*** Opening of Information supplied ***

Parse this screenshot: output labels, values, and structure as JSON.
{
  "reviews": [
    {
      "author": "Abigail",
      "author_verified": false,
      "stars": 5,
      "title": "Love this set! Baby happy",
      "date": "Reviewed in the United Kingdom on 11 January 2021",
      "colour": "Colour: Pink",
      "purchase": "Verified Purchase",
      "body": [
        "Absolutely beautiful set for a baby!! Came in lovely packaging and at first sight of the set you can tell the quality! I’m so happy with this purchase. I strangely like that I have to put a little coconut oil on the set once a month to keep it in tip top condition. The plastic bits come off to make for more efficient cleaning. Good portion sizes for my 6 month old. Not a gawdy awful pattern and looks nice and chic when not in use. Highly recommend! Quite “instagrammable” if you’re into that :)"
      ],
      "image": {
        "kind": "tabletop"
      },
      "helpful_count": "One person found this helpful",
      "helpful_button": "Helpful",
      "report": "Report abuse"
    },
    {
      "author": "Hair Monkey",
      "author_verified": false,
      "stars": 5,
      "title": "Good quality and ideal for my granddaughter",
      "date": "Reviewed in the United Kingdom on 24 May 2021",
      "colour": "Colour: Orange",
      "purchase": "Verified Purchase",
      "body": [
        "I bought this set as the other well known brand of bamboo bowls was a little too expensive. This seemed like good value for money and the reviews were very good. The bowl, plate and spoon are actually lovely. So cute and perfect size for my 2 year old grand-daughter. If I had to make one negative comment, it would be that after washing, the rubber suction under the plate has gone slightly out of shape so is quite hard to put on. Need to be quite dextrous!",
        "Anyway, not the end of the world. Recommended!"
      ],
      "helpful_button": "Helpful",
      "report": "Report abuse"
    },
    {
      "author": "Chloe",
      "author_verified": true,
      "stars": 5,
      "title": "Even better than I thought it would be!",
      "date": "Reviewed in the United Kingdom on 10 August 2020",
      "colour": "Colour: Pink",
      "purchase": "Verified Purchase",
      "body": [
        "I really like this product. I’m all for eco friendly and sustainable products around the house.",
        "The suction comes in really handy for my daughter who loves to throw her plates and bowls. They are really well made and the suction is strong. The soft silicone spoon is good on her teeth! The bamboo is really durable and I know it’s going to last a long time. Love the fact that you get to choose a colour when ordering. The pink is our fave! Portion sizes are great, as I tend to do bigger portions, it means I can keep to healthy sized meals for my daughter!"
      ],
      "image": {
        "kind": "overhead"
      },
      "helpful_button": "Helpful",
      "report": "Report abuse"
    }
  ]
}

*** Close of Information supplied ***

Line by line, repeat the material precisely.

Parse this screenshot: output labels, values, and structure as JSON.
{
  "reviews": [
    {
      "author": "Abigail",
      "author_verified": false,
      "stars": 5,
      "title": "Love this set! Baby happy",
      "date": "Reviewed in the United Kingdom on 11 January 2021",
      "colour": "Colour: Pink",
      "purchase": "Verified Purchase",
      "body": [
        "Absolutely beautiful set for a baby!! Came in lovely packaging and at first sight of the set you can tell the quality! I’m so happy with this purchase. I strangely like that I have to put a little coconut oil on the set once a month to keep it in tip top condition. The plastic bits come off to make for more efficient cleaning. Good portion sizes for my 6 month old. Not a gawdy awful pattern and looks nice and chic when not in use. Highly recommend! Quite “instagrammable” if you’re into that :)"
      ],
      "image": {
        "kind": "tabletop"
      },
      "helpful_count": "One person found this helpful",
      "helpful_button": "Helpful",
      "report": "Report abuse"
    },
    {
      "author": "Hair Monkey",
      "author_verified": false,
      "stars": 5,
      "title": "Good quality and ideal for my granddaughter",
      "date": "Reviewed in the United Kingdom on 24 May 2021",
      "colour": "Colour: Orange",
      "purchase": "Verified Purchase",
      "body": [
        "I bought this set as the other well known brand of bamboo bowls was a little too expensive. This seemed like good value for money and the reviews were very good. The bowl, plate and spoon are actually lovely. So cute and perfect size for my 2 year old grand-daughter. If I had to make one negative comment, it would be that after washing, the rubber suction under the plate has gone slightly out of shape so is quite hard to put on. Need to be quite dextrous!",
        "Anyway, not the end of the world. Recommended!"
      ],
      "helpful_button": "Helpful",
      "report": "Report abuse"
    },
    {
      "author": "Chloe",
      "author_verified": true,
      "stars": 5,
      "title": "Even better than I thought it would be!",
      "date": "Reviewed in the United Kingdom on 10 August 2020",
      "colour": "Colour: Pink",
      "purchase": "Verified Purchase",
      "body": [
        "I really like this product. I’m all for eco friendly and sustainable products around the house.",
        "The suction comes in really handy for my daughter who loves to throw her plates and bowls. They are really well made and the suction is strong. The soft silicone spoon is good on her teeth! The bamboo is really durable and I know it’s going to last a long time. Love the fact that you get to choose a colour when ordering. The pink is our fave! Portion sizes are great, as I tend to do bigger portions, it means I can keep to healthy sized meals for my daughter!"
      ],
      "image": {
        "kind": "overhead"
      },
      "helpful_button": "Helpful",
      "report": "Report abuse"
    }
  ]
}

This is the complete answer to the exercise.